** TASK INPUT follows **

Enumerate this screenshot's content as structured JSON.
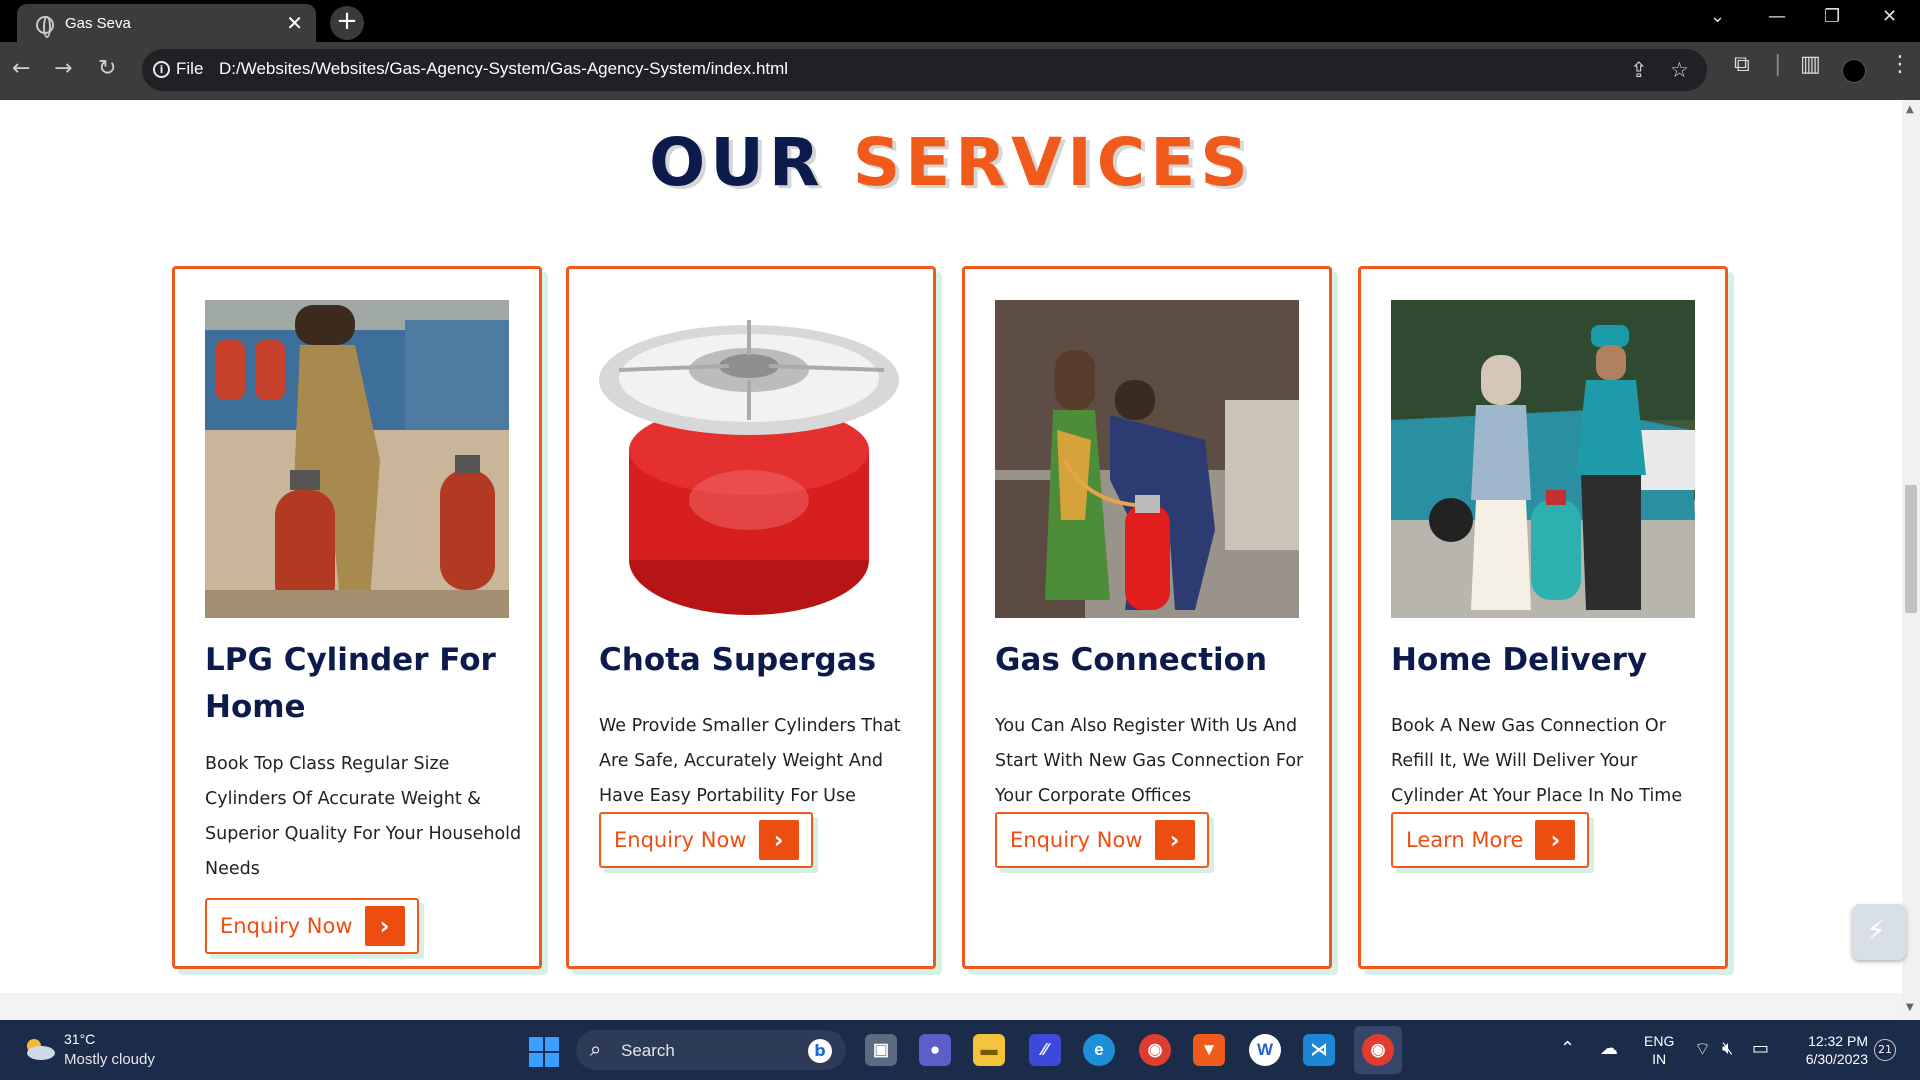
{
  "browser": {
    "tab_title": "Gas Seva",
    "tab_close": "✕",
    "new_tab": "+",
    "omnibox_scheme": "File",
    "omnibox_url": "D:/Websites/Websites/Gas-Agency-System/Gas-Agency-System/index.html",
    "icons": [
      "back-icon",
      "forward-icon",
      "reload-icon",
      "info-icon",
      "share-icon",
      "star-icon",
      "extensions-icon",
      "sidebar-icon",
      "profile-avatar",
      "menu-icon"
    ]
  },
  "page": {
    "heading_word1": "OUR",
    "heading_word2": "SERVICES",
    "accent_color": "#ee5a1c",
    "navy_color": "#0d1b4c",
    "cards": [
      {
        "title": "LPG Cylinder For Home",
        "description": "Book Top Class Regular Size Cylinders Of Accurate Weight & Superior Quality For Your Household Needs",
        "button_label": "Enquiry Now",
        "image": "man-lifting-red-lpg-cylinders-photo"
      },
      {
        "title": "Chota Supergas",
        "description": "We Provide Smaller Cylinders That Are Safe, Accurately Weight And Have Easy Portability For Use",
        "button_label": "Enquiry Now",
        "image": "red-mini-gas-stove-cylinder-photo"
      },
      {
        "title": "Gas Connection",
        "description": "You Can Also Register With Us And Start With New Gas Connection For Your Corporate Offices",
        "button_label": "Enquiry Now",
        "image": "technician-connecting-cylinder-in-kitchen-photo"
      },
      {
        "title": "Home Delivery",
        "description": "Book A New Gas Connection Or Refill It, We Will Deliver Your Cylinder At Your Place In No Time",
        "button_label": "Learn More",
        "image": "delivery-man-with-teal-cylinder-photo"
      }
    ]
  },
  "taskbar": {
    "temperature": "31°C",
    "weather": "Mostly cloudy",
    "search_label": "Search",
    "language_line1": "ENG",
    "language_line2": "IN",
    "time": "12:32 PM",
    "date": "6/30/2023",
    "notification_count": "21"
  }
}
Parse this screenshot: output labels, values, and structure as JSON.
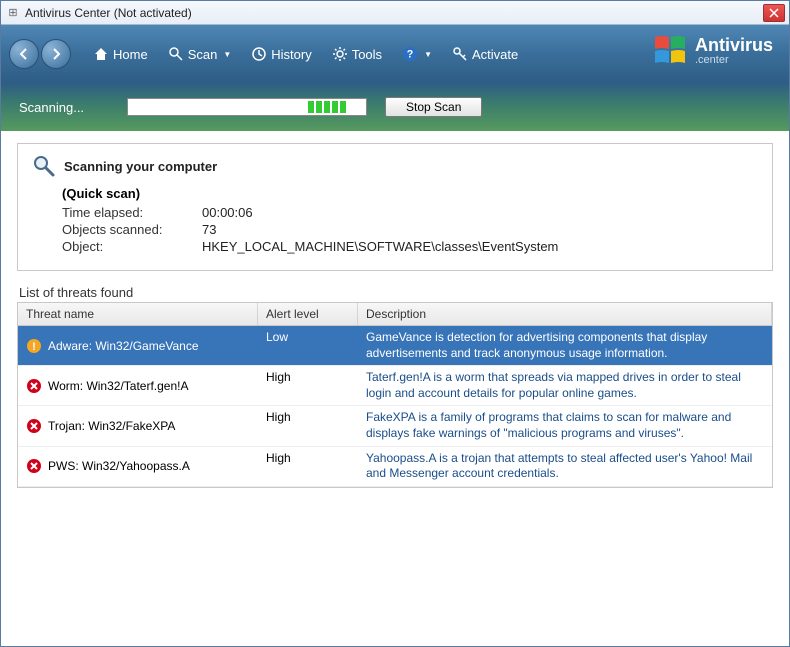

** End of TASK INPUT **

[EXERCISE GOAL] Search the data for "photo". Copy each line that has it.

[OUTPUT OF THE TASK]
        "image": "man-lifting-red-lpg-cylinders-photo"
        "image": "red-mini-gas-stove-cylinder-photo"
        "image": "technician-connecting-cylinder-in-kitchen-photo"
        "image": "delivery-man-with-teal-cylinder-photo"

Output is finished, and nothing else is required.